Lining said greenhouse with bubblewrap insulation You save around 25% on the average heating bill by insulating your greenhouse, so they say. I know it keeps things much cosier, and often means I don’t have to turn on the heater at all.
Winter lettuces, ‘White Lisbon Winter Hardy’ spring onions, American land cress and a couple of rows of corn salad and radish seedlings tucked up safely in their plumbing pipe cloche
Planting winter salads under cloches Since I am deprived of my winter salads greenhouse this year I am resorting to planting out my greenery under cloches instead (or rather, one massive cloche made of blue plumbing pipe and clear polythene).
Wrapping bananas The Musa basjoo in the back garden has been going great guns this year, so the plan is to wrap it in the time-honoured way (chop leaves off, wrap in straw and hessian or fleece, big bubblewrap hat) and leave it outside for the first time.
Digging up pelargoniums My scented-leaf pelargonium collection is expanding all the time: I do need to bring it in for winter, though. This year they’ve been in containers on the front steps, making this particular job much easier.
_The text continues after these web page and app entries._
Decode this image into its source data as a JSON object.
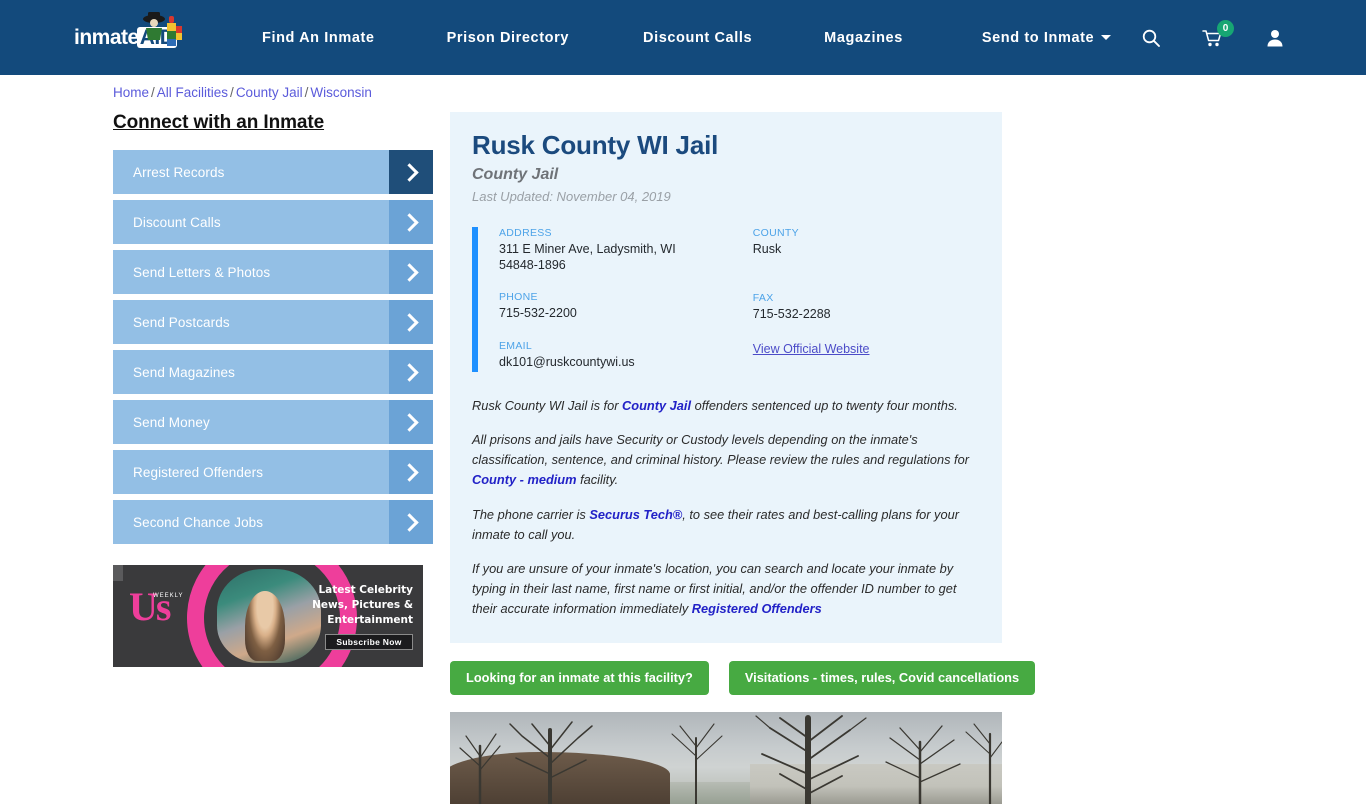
{
  "brand": {
    "logo_text_1": "inmate",
    "logo_text_2": "AID",
    "logo_icon": "inmate-character-logo"
  },
  "nav": {
    "items": [
      {
        "label": "Find An Inmate",
        "has_dropdown": false
      },
      {
        "label": "Prison Directory",
        "has_dropdown": false
      },
      {
        "label": "Discount Calls",
        "has_dropdown": false
      },
      {
        "label": "Magazines",
        "has_dropdown": false
      },
      {
        "label": "Send to Inmate",
        "has_dropdown": true
      }
    ],
    "icons": {
      "search": "search-icon",
      "cart": "cart-icon",
      "cart_count": "0",
      "account": "user-account-icon"
    },
    "background_color": "#134A7C",
    "badge_color": "#17A673"
  },
  "breadcrumb": {
    "items": [
      "Home",
      "All Facilities",
      "County Jail",
      "Wisconsin"
    ],
    "separator": "/",
    "link_color": "#5B5BDB"
  },
  "sidebar": {
    "title": "Connect with an Inmate",
    "items": [
      {
        "label": "Arrest Records",
        "active": true
      },
      {
        "label": "Discount Calls",
        "active": false
      },
      {
        "label": "Send Letters & Photos",
        "active": false
      },
      {
        "label": "Send Postcards",
        "active": false
      },
      {
        "label": "Send Magazines",
        "active": false
      },
      {
        "label": "Send Money",
        "active": false
      },
      {
        "label": "Registered Offenders",
        "active": false
      },
      {
        "label": "Second Chance Jobs",
        "active": false
      }
    ],
    "button_color": "#93BFE5",
    "arrow_color": "#6BA3D6",
    "arrow_active_color": "#1F4E79"
  },
  "ad": {
    "brand": "Us",
    "brand_sub": "WEEKLY",
    "headline": "Latest Celebrity News, Pictures & Entertainment",
    "cta": "Subscribe Now",
    "accent_color": "#EE3E9B"
  },
  "facility": {
    "name": "Rusk County WI Jail",
    "type": "County Jail",
    "last_updated": "Last Updated: November 04, 2019",
    "contact": {
      "address_label": "ADDRESS",
      "address_value": "311 E Miner Ave, Ladysmith, WI 54848-1896",
      "county_label": "COUNTY",
      "county_value": "Rusk",
      "phone_label": "PHONE",
      "phone_value": "715-532-2200",
      "fax_label": "FAX",
      "fax_value": "715-532-2288",
      "email_label": "EMAIL",
      "email_value": "dk101@ruskcountywi.us",
      "website_link": "View Official Website"
    },
    "description": [
      {
        "parts": [
          {
            "text": "Rusk County WI Jail is for ",
            "bold": false
          },
          {
            "text": "County Jail",
            "bold": true
          },
          {
            "text": " offenders sentenced up to twenty four months.",
            "bold": false
          }
        ]
      },
      {
        "parts": [
          {
            "text": "All prisons and jails have Security or Custody levels depending on the inmate's classification, sentence, and criminal history. Please review the rules and regulations for ",
            "bold": false
          },
          {
            "text": "County - medium",
            "bold": true
          },
          {
            "text": " facility.",
            "bold": false
          }
        ]
      },
      {
        "parts": [
          {
            "text": "The phone carrier is ",
            "bold": false
          },
          {
            "text": "Securus Tech®",
            "bold": true
          },
          {
            "text": ", to see their rates and best-calling plans for your inmate to call you.",
            "bold": false
          }
        ]
      },
      {
        "parts": [
          {
            "text": "If you are unsure of your inmate's location, you can search and locate your inmate by typing in their last name, first name or first initial, and/or the offender ID number to get their accurate information immediately ",
            "bold": false
          },
          {
            "text": "Registered Offenders",
            "bold": true
          }
        ]
      }
    ],
    "buttons": [
      {
        "label": "Looking for an inmate at this facility?"
      },
      {
        "label": "Visitations - times, rules, Covid cancellations"
      }
    ],
    "button_color": "#47AA42",
    "card_background": "#EAF4FB",
    "accent_bar_color": "#1E90FF",
    "photo_alt": "facility-exterior-photo"
  }
}
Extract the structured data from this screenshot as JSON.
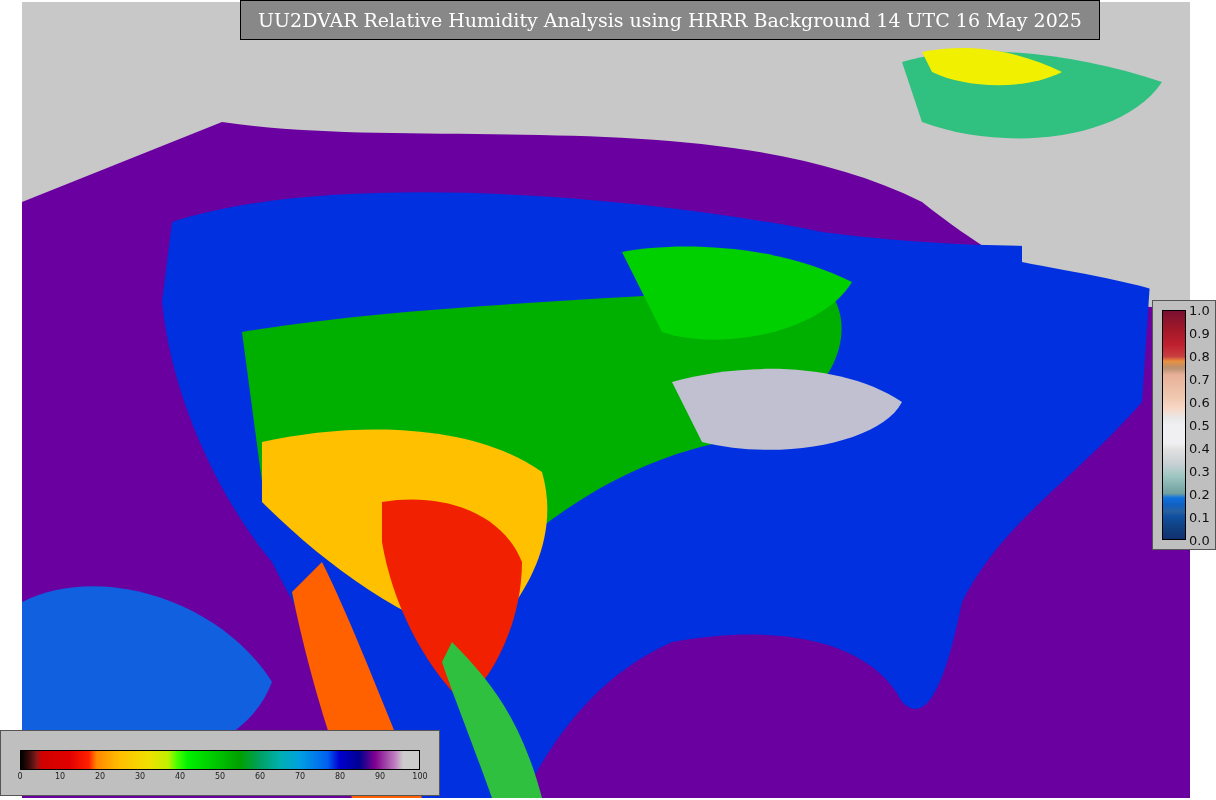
{
  "title": "UU2DVAR Relative Humidity Analysis using HRRR Background 14 UTC 16 May 2025",
  "bottom_colorbar": {
    "ticks": [
      "0",
      "10",
      "20",
      "30",
      "40",
      "50",
      "60",
      "70",
      "80",
      "90",
      "100"
    ]
  },
  "right_colorbar": {
    "ticks": [
      "1.0",
      "0.9",
      "0.8",
      "0.7",
      "0.6",
      "0.5",
      "0.4",
      "0.3",
      "0.2",
      "0.1",
      "0.0"
    ]
  }
}
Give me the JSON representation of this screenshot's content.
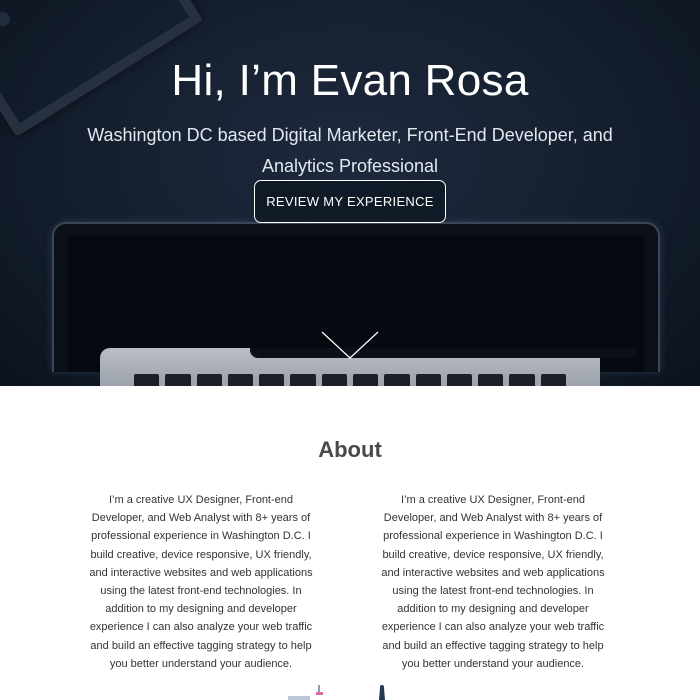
{
  "hero": {
    "title": "Hi, I’m Evan Rosa",
    "subtitle": "Washington DC based Digital Marketer, Front-End Developer, and Analytics Professional",
    "button_label": "REVIEW MY EXPERIENCE"
  },
  "about": {
    "title": "About",
    "columns": [
      "I’m a creative UX Designer, Front-end Developer, and Web Analyst with 8+ years of professional experience in Washington D.C. I build creative, device responsive, UX friendly, and interactive websites and web applications using the latest front-end technologies. In addition to my designing and developer experience I can also analyze your web traffic and build an effective tagging strategy to help you better understand your audience.",
      "I’m a creative UX Designer, Front-end Developer, and Web Analyst with 8+ years of professional experience in Washington D.C. I build creative, device responsive, UX friendly, and interactive websites and web applications using the latest front-end technologies. In addition to my designing and developer experience I can also analyze your web traffic and build an effective tagging strategy to help you better understand your audience."
    ]
  },
  "colors": {
    "hero_background": "#141e2d",
    "hero_text": "#ffffff",
    "section_title": "#4a4a4a",
    "body_text": "#333333"
  },
  "icons": [
    "scroll-down-chevron-icon",
    "laptop-image",
    "picture-frame-image",
    "workspace-illustration-icon"
  ]
}
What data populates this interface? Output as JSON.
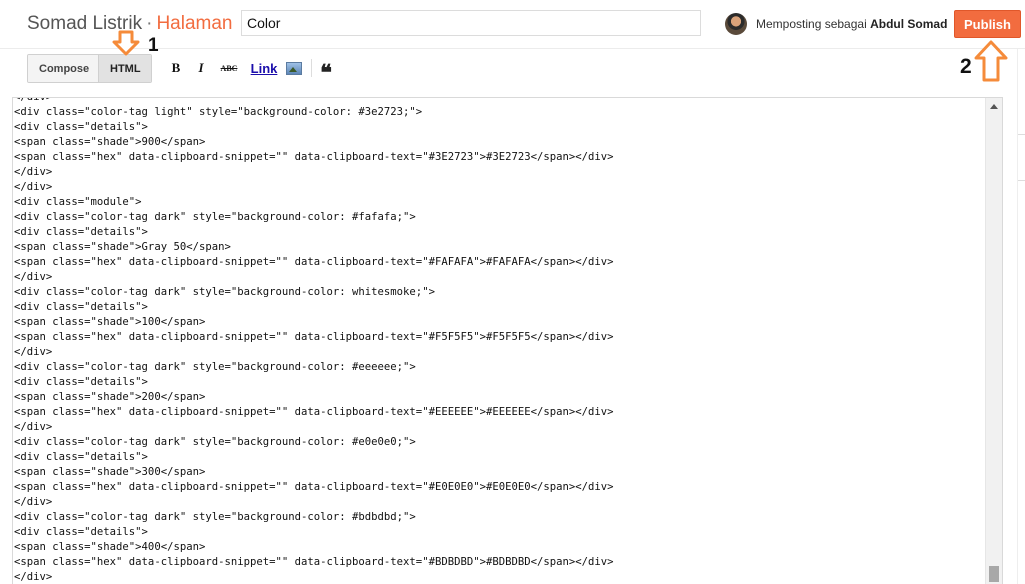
{
  "header": {
    "blog_name": "Somad Listrik",
    "separator": "·",
    "page_kind": "Halaman",
    "title_value": "Color",
    "posting_as_prefix": "Memposting sebagai",
    "user_name": "Abdul Somad",
    "publish_label": "Publish"
  },
  "toolbar": {
    "compose_label": "Compose",
    "html_label": "HTML",
    "bold_label": "B",
    "italic_label": "I",
    "strike_label": "ABC",
    "link_label": "Link",
    "image_icon": "image-icon",
    "quote_label": "❝"
  },
  "annotations": {
    "step1": "1",
    "step2": "2",
    "color": "#f58b3a"
  },
  "editor": {
    "lines": [
      "</div>",
      "<div class=\"color-tag light\" style=\"background-color: #3e2723;\">",
      "<div class=\"details\">",
      "<span class=\"shade\">900</span>",
      "<span class=\"hex\" data-clipboard-snippet=\"\" data-clipboard-text=\"#3E2723\">#3E2723</span></div>",
      "</div>",
      "</div>",
      "<div class=\"module\">",
      "<div class=\"color-tag dark\" style=\"background-color: #fafafa;\">",
      "<div class=\"details\">",
      "<span class=\"shade\">Gray 50</span>",
      "<span class=\"hex\" data-clipboard-snippet=\"\" data-clipboard-text=\"#FAFAFA\">#FAFAFA</span></div>",
      "</div>",
      "<div class=\"color-tag dark\" style=\"background-color: whitesmoke;\">",
      "<div class=\"details\">",
      "<span class=\"shade\">100</span>",
      "<span class=\"hex\" data-clipboard-snippet=\"\" data-clipboard-text=\"#F5F5F5\">#F5F5F5</span></div>",
      "</div>",
      "<div class=\"color-tag dark\" style=\"background-color: #eeeeee;\">",
      "<div class=\"details\">",
      "<span class=\"shade\">200</span>",
      "<span class=\"hex\" data-clipboard-snippet=\"\" data-clipboard-text=\"#EEEEEE\">#EEEEEE</span></div>",
      "</div>",
      "<div class=\"color-tag dark\" style=\"background-color: #e0e0e0;\">",
      "<div class=\"details\">",
      "<span class=\"shade\">300</span>",
      "<span class=\"hex\" data-clipboard-snippet=\"\" data-clipboard-text=\"#E0E0E0\">#E0E0E0</span></div>",
      "</div>",
      "<div class=\"color-tag dark\" style=\"background-color: #bdbdbd;\">",
      "<div class=\"details\">",
      "<span class=\"shade\">400</span>",
      "<span class=\"hex\" data-clipboard-snippet=\"\" data-clipboard-text=\"#BDBDBD\">#BDBDBD</span></div>",
      "</div>"
    ]
  }
}
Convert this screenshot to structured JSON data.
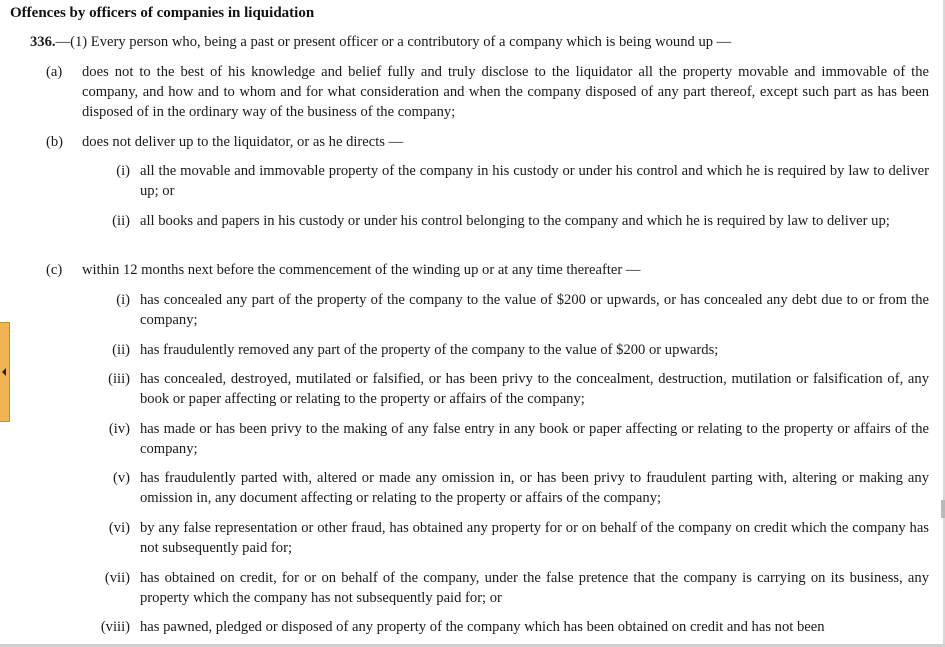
{
  "heading": "Offences by officers of companies in liquidation",
  "section": {
    "number": "336.",
    "intro": "—(1) Every person who, being a past or present officer or a contributory of a company which is being wound up —"
  },
  "paragraphs": [
    {
      "label": "(a)",
      "text": "does not to the best of his knowledge and belief fully and truly disclose to the liquidator all the property movable and immovable of the company, and how and to whom and for what consideration and when the company disposed of any part thereof, except such part as has been disposed of in the ordinary way of the business of the company;"
    },
    {
      "label": "(b)",
      "text": "does not deliver up to the liquidator, or as he directs —"
    },
    {
      "label": "(c)",
      "text": "within 12 months next before the commencement of the winding up or at any time thereafter —"
    }
  ],
  "b_items": [
    {
      "label": "(i)",
      "text": "all the movable and immovable property of the company in his custody or under his control and which he is required by law to deliver up; or"
    },
    {
      "label": "(ii)",
      "text": "all books and papers in his custody or under his control belonging to the company and which he is required by law to deliver up;"
    }
  ],
  "c_items": [
    {
      "label": "(i)",
      "text": "has concealed any part of the property of the company to the value of $200 or upwards, or has concealed any debt due to or from the company;"
    },
    {
      "label": "(ii)",
      "text": "has fraudulently removed any part of the property of the company to the value of $200 or upwards;"
    },
    {
      "label": "(iii)",
      "text": "has concealed, destroyed, mutilated or falsified, or has been privy to the concealment, destruction, mutilation or falsification of, any book or paper affecting or relating to the property or affairs of the company;"
    },
    {
      "label": "(iv)",
      "text": "has made or has been privy to the making of any false entry in any book or paper affecting or relating to the property or affairs of the company;"
    },
    {
      "label": "(v)",
      "text": "has fraudulently parted with, altered or made any omission in, or has been privy to fraudulent parting with, altering or making any omission in, any document affecting or relating to the property or affairs of the company;"
    },
    {
      "label": "(vi)",
      "text": "by any false representation or other fraud, has obtained any property for or on behalf of the company on credit which the company has not subsequently paid for;"
    },
    {
      "label": "(vii)",
      "text": "has obtained on credit, for or on behalf of the company, under the false pretence that the company is carrying on its business, any property which the company has not subsequently paid for; or"
    },
    {
      "label": "(viii)",
      "text": "has pawned, pledged or disposed of any property of the company which has been obtained on credit and has not been"
    }
  ],
  "ui": {
    "collapse_tab_icon": "chevron-left-icon"
  }
}
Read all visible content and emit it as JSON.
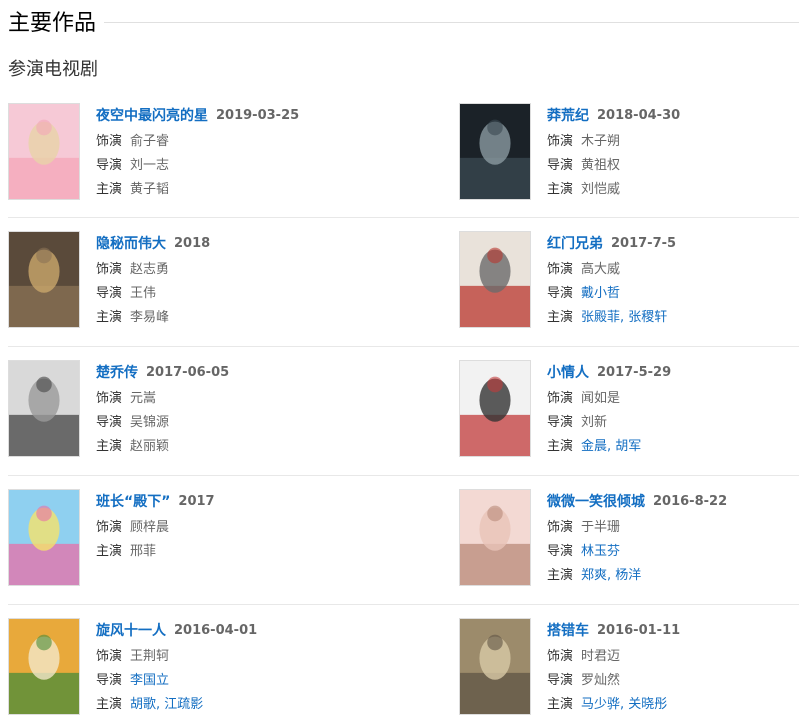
{
  "header": {
    "title": "主要作品"
  },
  "subsection": {
    "title": "参演电视剧"
  },
  "works": [
    {
      "title": "夜空中最闪亮的星",
      "date": "2019-03-25",
      "meta": [
        {
          "key": "饰演",
          "val": "俞子睿",
          "link": false
        },
        {
          "key": "导演",
          "val": "刘一志",
          "link": false
        },
        {
          "key": "主演",
          "val": "黄子韬",
          "link": false
        }
      ]
    },
    {
      "title": "莽荒纪",
      "date": "2018-04-30",
      "meta": [
        {
          "key": "饰演",
          "val": "木子朔",
          "link": false
        },
        {
          "key": "导演",
          "val": "黄祖权",
          "link": false
        },
        {
          "key": "主演",
          "val": "刘恺威",
          "link": false
        }
      ]
    },
    {
      "title": "隐秘而伟大",
      "date": "2018",
      "meta": [
        {
          "key": "饰演",
          "val": "赵志勇",
          "link": false
        },
        {
          "key": "导演",
          "val": "王伟",
          "link": false
        },
        {
          "key": "主演",
          "val": "李易峰",
          "link": false
        }
      ]
    },
    {
      "title": "红门兄弟",
      "date": "2017-7-5",
      "meta": [
        {
          "key": "饰演",
          "val": "高大威",
          "link": false
        },
        {
          "key": "导演",
          "val": "戴小哲",
          "link": true
        },
        {
          "key": "主演",
          "val": "张殿菲, 张稷轩",
          "link": true
        }
      ]
    },
    {
      "title": "楚乔传",
      "date": "2017-06-05",
      "meta": [
        {
          "key": "饰演",
          "val": "元嵩",
          "link": false
        },
        {
          "key": "导演",
          "val": "吴锦源",
          "link": false
        },
        {
          "key": "主演",
          "val": "赵丽颖",
          "link": false
        }
      ]
    },
    {
      "title": "小情人",
      "date": "2017-5-29",
      "meta": [
        {
          "key": "饰演",
          "val": "闻如是",
          "link": false
        },
        {
          "key": "导演",
          "val": "刘新",
          "link": false
        },
        {
          "key": "主演",
          "val": "金晨, 胡军",
          "link": true
        }
      ]
    },
    {
      "title": "班长“殿下”",
      "date": "2017",
      "meta": [
        {
          "key": "饰演",
          "val": "顾梓晨",
          "link": false
        },
        {
          "key": "主演",
          "val": "邢菲",
          "link": false
        }
      ]
    },
    {
      "title": "微微一笑很倾城",
      "date": "2016-8-22",
      "meta": [
        {
          "key": "饰演",
          "val": "于半珊",
          "link": false
        },
        {
          "key": "导演",
          "val": "林玉芬",
          "link": true
        },
        {
          "key": "主演",
          "val": "郑爽, 杨洋",
          "link": true
        }
      ]
    },
    {
      "title": "旋风十一人",
      "date": "2016-04-01",
      "meta": [
        {
          "key": "饰演",
          "val": "王荆轲",
          "link": false
        },
        {
          "key": "导演",
          "val": "李国立",
          "link": true
        },
        {
          "key": "主演",
          "val": "胡歌, 江疏影",
          "link": true
        }
      ]
    },
    {
      "title": "搭错车",
      "date": "2016-01-11",
      "meta": [
        {
          "key": "饰演",
          "val": "时君迈",
          "link": false
        },
        {
          "key": "导演",
          "val": "罗灿然",
          "link": false
        },
        {
          "key": "主演",
          "val": "马少骅, 关晓彤",
          "link": true
        }
      ]
    }
  ]
}
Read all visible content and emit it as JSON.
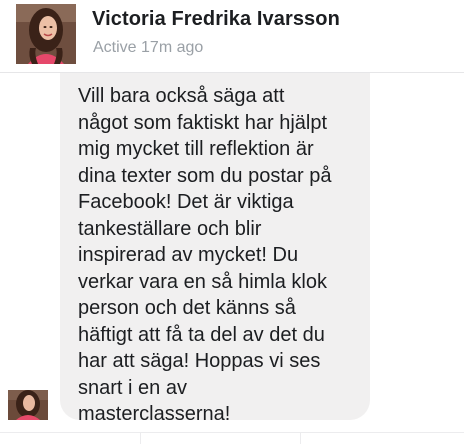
{
  "header": {
    "contact_name": "Victoria Fredrika Ivarsson",
    "status": "Active 17m ago",
    "avatar_icon": "profile-photo"
  },
  "thread": {
    "message_text": "Vill bara också säga att\nnågot som faktiskt har hjälpt\nmig mycket till reflektion är\ndina texter som du postar på\nFacebook! Det är viktiga\ntankeställare och blir\ninspirerad av mycket! Du\nverkar vara en så himla klok\nperson och det känns så\nhäftigt att få ta del av det du\nhar att säga! Hoppas vi ses\nsnart i en av\nmasterclasserna!",
    "bubble_color": "#f1f0f0",
    "text_color": "#1c1e21",
    "sender_avatar_icon": "profile-photo"
  },
  "colors": {
    "header_background": "#ffffff",
    "status_gray": "#9aa0a6",
    "divider": "#e6e6e8"
  }
}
Planting tulips Ah yes: there is some joy to be had this month. This year’s order includes ‘Ballerina’, ‘Jan Reus’, ‘Purple Prince’, ‘Violet Beauty’ and ‘White Triumphator’. I am looking forward to spring very much.
There is a distinct air of panic hanging around my greenhouses this weekend.
This is because I have been caught on the hop. Two weeks of double-digit temperatures in November lulled me into a false sense of security: it may have been raining, but global warming and all that – I expected another winter like the last one, when the first (half-hearted) frost didn’t arrive till February.
So I’ve been eyeing the deepening blues on the weather forecast with increasing alarm: and this Sunday there is an undeniable minus figure on the chart.
This has become highly unusual here in Somerset, and it’s sent me into a bit of a tailspin. I had already cleared out the tattered remains of the old crops, at least, although that was mainly so that I could plant the salads in place of this year’s tomatoes.
This morning saw me start the process of covering the borders with weed-suppressing membrane and lining the inside of the frost-free greenhouse with bubblewrap. A heater will go in here on Sunday, set to a couple of degrees above freezing. I’m kind of hoping I won’t need it for more than a few nights. And I’ll be spending my Sunday afternoon moving in the entire collection of scented-leaved geraniums, a couple of lemon verbenas, several Mexican sages, the prickly pear that’s been holidaying outside for the summer and a purple banana (I live in hope).
(In case you’re wondering why I’m not mentioning the monster tree chilli in the corner, by the way – that’s because there’s more on that tomorrow.)
There are potatoes in here – second-cropping ones, timed to be ready for Christmas. But I’m a bit worried about them: they’ve been growing like topsy lately but are showing definite signs of blight. No wonder: it’s been so damp lately I think I’m getting blight. I’ve trimmed off the worst and am now keeping my fingers crossed the disease will be slowed by cold.
The other greenhouse, meanwhile, is looking much more shipshape: I have planted out the lettuces and moved in my three-pot salad and coriander plots (read all about it in the bookywook next Easter folks!). I just cleared the latest pot so once the cold snap is over I’ll sow this with a winter mix.
All set for winter then: and looking like a good supply of leafy salads for us till spring. In here there are several kinds of lettuces, mibuna and chard; I have some mizuna in a container I’m wanting to move in here too as it’ll keep growing much longer under glass. And I’m expecting the coriander to keep leafy till it gets seriously cold: it’s miles easier to grow at this time of year as it’s not so inclined to bolt.
So we’re almost shipshape and ready to go: just got to figure out where that last sheet of bubblewrap has got to…